── INPUT DATA

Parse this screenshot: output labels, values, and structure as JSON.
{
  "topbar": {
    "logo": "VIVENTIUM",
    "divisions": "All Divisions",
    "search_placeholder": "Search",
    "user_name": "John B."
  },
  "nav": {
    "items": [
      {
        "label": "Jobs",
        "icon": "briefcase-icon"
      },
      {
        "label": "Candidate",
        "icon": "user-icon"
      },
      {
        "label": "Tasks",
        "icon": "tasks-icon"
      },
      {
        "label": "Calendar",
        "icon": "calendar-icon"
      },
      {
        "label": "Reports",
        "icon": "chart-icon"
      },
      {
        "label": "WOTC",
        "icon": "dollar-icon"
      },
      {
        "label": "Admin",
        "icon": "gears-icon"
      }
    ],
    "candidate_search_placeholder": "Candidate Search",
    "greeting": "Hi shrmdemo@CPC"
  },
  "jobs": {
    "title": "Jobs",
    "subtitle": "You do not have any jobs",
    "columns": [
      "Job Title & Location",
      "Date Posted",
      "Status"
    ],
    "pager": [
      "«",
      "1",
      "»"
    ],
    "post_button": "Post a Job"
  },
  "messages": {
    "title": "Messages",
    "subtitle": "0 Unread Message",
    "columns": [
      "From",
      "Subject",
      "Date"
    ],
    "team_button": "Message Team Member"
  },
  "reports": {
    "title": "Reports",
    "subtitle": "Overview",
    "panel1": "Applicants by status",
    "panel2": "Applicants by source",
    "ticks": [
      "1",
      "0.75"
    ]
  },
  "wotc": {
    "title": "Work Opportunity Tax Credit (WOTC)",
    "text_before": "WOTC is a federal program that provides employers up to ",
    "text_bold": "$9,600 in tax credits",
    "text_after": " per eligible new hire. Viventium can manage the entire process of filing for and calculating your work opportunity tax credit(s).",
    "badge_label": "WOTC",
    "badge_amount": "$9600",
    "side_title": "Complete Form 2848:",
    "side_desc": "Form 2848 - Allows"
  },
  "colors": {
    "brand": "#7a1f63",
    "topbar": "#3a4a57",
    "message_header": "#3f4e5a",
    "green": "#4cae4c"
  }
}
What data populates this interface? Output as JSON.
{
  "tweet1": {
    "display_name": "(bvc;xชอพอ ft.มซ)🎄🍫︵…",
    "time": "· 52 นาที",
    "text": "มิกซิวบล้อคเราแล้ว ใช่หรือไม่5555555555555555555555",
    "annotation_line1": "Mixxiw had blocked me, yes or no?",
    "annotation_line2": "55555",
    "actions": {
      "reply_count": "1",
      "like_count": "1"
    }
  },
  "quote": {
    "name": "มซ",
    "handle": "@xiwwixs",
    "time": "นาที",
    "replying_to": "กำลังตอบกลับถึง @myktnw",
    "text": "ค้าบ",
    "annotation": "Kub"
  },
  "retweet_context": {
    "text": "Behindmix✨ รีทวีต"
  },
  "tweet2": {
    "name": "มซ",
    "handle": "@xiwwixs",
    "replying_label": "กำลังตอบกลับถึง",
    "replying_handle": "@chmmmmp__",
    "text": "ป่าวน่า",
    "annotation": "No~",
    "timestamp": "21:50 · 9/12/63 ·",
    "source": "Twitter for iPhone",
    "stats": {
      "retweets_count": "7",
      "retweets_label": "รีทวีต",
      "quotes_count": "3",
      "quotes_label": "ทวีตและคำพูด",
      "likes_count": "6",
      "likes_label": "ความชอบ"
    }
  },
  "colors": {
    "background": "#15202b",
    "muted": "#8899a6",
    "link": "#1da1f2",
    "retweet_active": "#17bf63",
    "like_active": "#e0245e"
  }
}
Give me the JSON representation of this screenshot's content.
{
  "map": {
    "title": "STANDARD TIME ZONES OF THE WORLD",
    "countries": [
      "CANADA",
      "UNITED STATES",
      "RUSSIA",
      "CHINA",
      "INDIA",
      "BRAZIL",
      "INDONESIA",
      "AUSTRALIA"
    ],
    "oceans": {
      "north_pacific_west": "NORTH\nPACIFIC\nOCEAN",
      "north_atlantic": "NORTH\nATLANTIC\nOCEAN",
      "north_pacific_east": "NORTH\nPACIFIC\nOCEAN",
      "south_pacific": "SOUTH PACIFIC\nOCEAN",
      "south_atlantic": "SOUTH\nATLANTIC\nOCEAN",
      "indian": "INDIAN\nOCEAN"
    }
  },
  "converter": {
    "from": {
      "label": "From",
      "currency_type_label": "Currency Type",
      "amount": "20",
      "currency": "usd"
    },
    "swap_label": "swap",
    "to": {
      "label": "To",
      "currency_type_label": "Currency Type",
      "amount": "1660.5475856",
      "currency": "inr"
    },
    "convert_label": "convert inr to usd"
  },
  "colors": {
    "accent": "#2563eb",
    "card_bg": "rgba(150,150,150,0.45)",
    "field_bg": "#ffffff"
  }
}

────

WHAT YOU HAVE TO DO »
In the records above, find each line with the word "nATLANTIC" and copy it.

WORKED SOLUTION »
      "north_atlantic": "NORTH\nATLANTIC\nOCEAN",
      "south_atlantic": "SOUTH\nATLANTIC\nOCEAN",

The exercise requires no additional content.